| Work instructions |
Check each line below for "environment" and give the count of those that have it, nothing else.

| Data records |
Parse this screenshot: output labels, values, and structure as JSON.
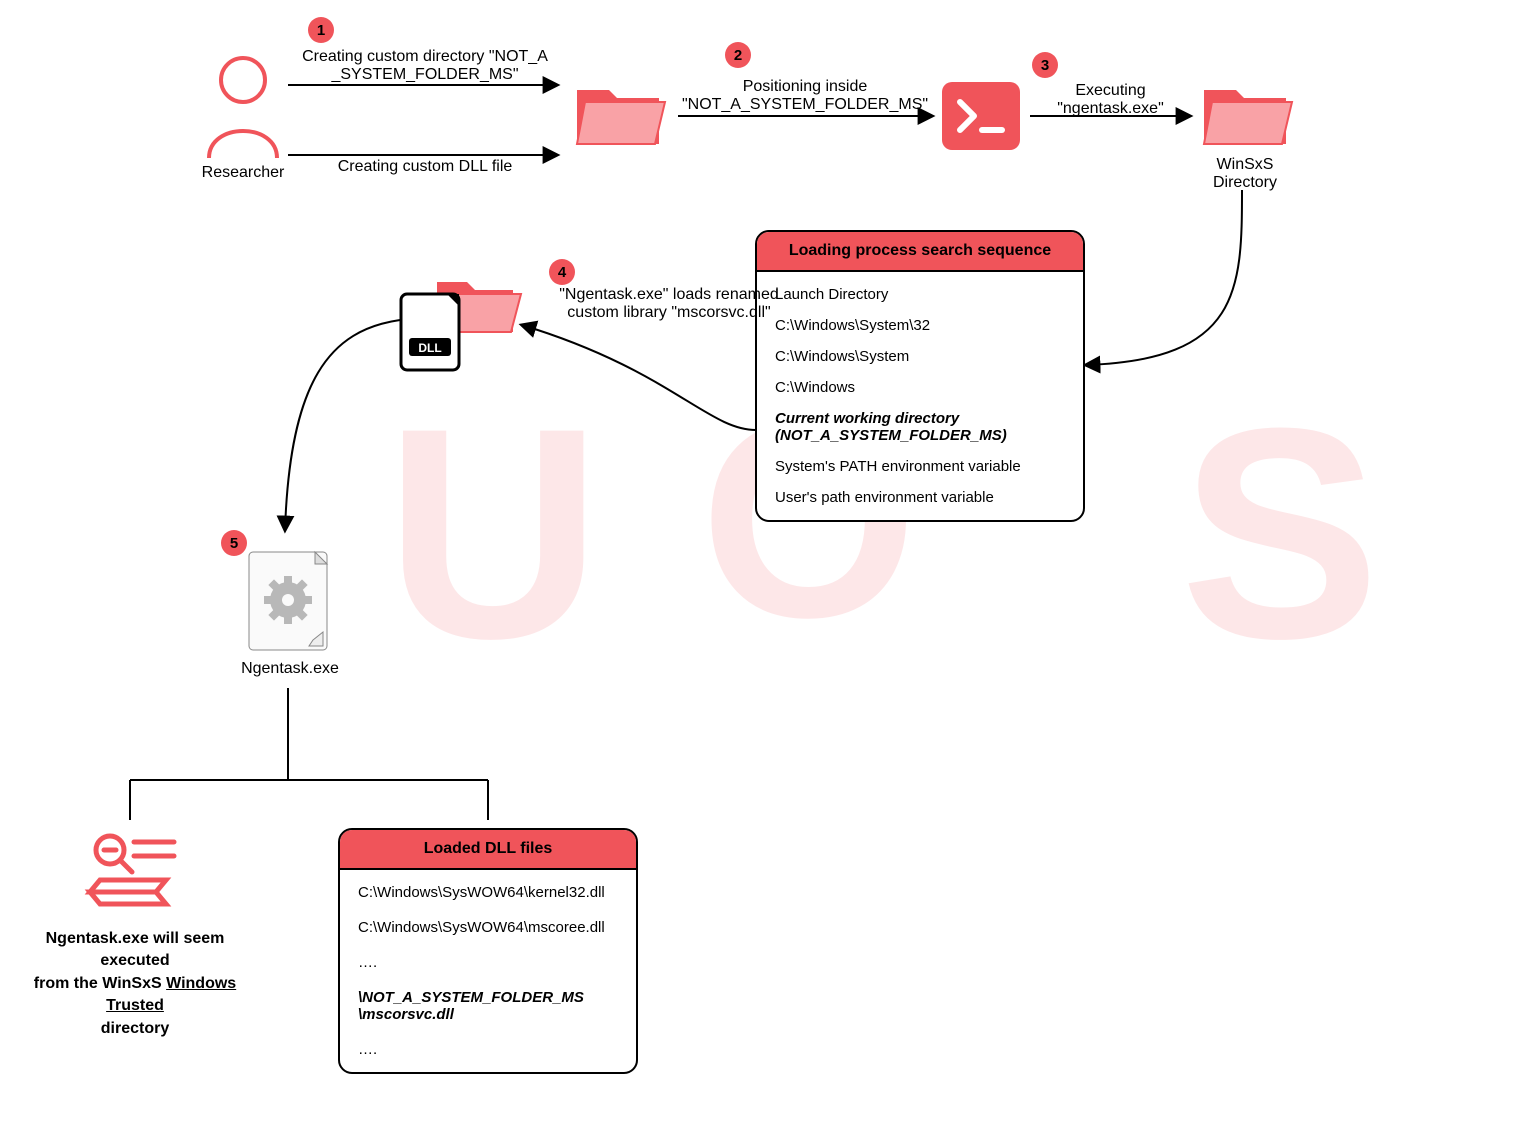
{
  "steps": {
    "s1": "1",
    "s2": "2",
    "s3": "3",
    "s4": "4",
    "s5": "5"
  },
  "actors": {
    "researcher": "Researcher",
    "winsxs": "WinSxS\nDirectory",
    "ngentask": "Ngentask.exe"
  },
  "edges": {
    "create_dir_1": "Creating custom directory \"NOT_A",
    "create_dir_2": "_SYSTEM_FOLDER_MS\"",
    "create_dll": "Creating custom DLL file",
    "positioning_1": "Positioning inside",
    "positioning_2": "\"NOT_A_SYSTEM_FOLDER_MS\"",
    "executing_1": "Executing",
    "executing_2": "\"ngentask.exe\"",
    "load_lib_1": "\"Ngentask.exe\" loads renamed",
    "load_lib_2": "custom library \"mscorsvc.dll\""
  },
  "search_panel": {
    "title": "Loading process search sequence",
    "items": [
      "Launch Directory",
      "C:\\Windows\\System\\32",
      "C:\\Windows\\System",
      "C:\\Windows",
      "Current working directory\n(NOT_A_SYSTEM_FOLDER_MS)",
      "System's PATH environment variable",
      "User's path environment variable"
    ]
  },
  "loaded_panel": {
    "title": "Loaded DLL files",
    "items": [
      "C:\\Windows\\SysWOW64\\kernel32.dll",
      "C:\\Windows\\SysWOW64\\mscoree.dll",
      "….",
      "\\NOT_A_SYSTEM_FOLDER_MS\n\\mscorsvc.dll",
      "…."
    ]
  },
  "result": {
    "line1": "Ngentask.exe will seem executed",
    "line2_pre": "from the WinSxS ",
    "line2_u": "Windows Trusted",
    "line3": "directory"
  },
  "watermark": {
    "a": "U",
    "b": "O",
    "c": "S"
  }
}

| Exercise solution |
2